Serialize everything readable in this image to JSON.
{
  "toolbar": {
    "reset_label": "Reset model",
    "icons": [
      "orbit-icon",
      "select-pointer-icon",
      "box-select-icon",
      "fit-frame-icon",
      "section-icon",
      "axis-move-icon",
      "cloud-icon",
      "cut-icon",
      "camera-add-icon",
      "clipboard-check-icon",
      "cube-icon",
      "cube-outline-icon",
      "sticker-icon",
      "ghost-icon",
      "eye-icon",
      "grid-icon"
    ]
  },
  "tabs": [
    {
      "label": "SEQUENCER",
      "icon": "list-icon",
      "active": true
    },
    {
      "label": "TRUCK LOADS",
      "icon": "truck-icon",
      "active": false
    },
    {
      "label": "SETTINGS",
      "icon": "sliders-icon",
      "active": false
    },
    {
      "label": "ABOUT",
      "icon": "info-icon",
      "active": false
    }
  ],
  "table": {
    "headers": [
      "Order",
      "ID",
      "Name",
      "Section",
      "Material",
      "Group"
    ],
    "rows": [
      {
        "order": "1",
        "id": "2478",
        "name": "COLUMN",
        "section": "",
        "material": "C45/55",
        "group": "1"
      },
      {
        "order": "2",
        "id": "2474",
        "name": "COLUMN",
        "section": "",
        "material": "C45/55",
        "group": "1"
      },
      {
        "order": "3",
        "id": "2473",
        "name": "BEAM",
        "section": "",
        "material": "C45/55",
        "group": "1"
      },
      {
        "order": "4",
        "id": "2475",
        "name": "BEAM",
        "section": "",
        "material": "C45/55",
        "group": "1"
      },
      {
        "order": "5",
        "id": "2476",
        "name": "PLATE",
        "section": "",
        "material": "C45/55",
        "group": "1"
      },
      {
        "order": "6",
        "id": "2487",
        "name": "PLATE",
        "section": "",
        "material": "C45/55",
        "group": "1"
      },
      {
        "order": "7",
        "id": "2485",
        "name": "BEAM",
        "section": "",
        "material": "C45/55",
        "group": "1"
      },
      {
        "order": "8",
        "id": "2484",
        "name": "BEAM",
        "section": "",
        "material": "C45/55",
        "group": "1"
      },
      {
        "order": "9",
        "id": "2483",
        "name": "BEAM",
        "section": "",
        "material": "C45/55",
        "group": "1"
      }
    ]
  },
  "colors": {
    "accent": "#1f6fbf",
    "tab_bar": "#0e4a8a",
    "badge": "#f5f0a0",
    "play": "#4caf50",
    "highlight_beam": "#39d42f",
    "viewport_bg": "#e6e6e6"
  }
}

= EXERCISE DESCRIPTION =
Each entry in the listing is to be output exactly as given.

= TASK RESPONSE =
Serialize everything readable in this image to JSON.
{
  "toolbar": {
    "reset_label": "Reset model",
    "icons": [
      "orbit-icon",
      "select-pointer-icon",
      "box-select-icon",
      "fit-frame-icon",
      "section-icon",
      "axis-move-icon",
      "cloud-icon",
      "cut-icon",
      "camera-add-icon",
      "clipboard-check-icon",
      "cube-icon",
      "cube-outline-icon",
      "sticker-icon",
      "ghost-icon",
      "eye-icon",
      "grid-icon"
    ]
  },
  "tabs": [
    {
      "label": "SEQUENCER",
      "icon": "list-icon",
      "active": true
    },
    {
      "label": "TRUCK LOADS",
      "icon": "truck-icon",
      "active": false
    },
    {
      "label": "SETTINGS",
      "icon": "sliders-icon",
      "active": false
    },
    {
      "label": "ABOUT",
      "icon": "info-icon",
      "active": false
    }
  ],
  "table": {
    "headers": [
      "Order",
      "ID",
      "Name",
      "Section",
      "Material",
      "Group"
    ],
    "rows": [
      {
        "order": "1",
        "id": "2478",
        "name": "COLUMN",
        "section": "",
        "material": "C45/55",
        "group": "1"
      },
      {
        "order": "2",
        "id": "2474",
        "name": "COLUMN",
        "section": "",
        "material": "C45/55",
        "group": "1"
      },
      {
        "order": "3",
        "id": "2473",
        "name": "BEAM",
        "section": "",
        "material": "C45/55",
        "group": "1"
      },
      {
        "order": "4",
        "id": "2475",
        "name": "BEAM",
        "section": "",
        "material": "C45/55",
        "group": "1"
      },
      {
        "order": "5",
        "id": "2476",
        "name": "PLATE",
        "section": "",
        "material": "C45/55",
        "group": "1"
      },
      {
        "order": "6",
        "id": "2487",
        "name": "PLATE",
        "section": "",
        "material": "C45/55",
        "group": "1"
      },
      {
        "order": "7",
        "id": "2485",
        "name": "BEAM",
        "section": "",
        "material": "C45/55",
        "group": "1"
      },
      {
        "order": "8",
        "id": "2484",
        "name": "BEAM",
        "section": "",
        "material": "C45/55",
        "group": "1"
      },
      {
        "order": "9",
        "id": "2483",
        "name": "BEAM",
        "section": "",
        "material": "C45/55",
        "group": "1"
      }
    ]
  },
  "colors": {
    "accent": "#1f6fbf",
    "tab_bar": "#0e4a8a",
    "badge": "#f5f0a0",
    "play": "#4caf50",
    "highlight_beam": "#39d42f",
    "viewport_bg": "#e6e6e6"
  }
}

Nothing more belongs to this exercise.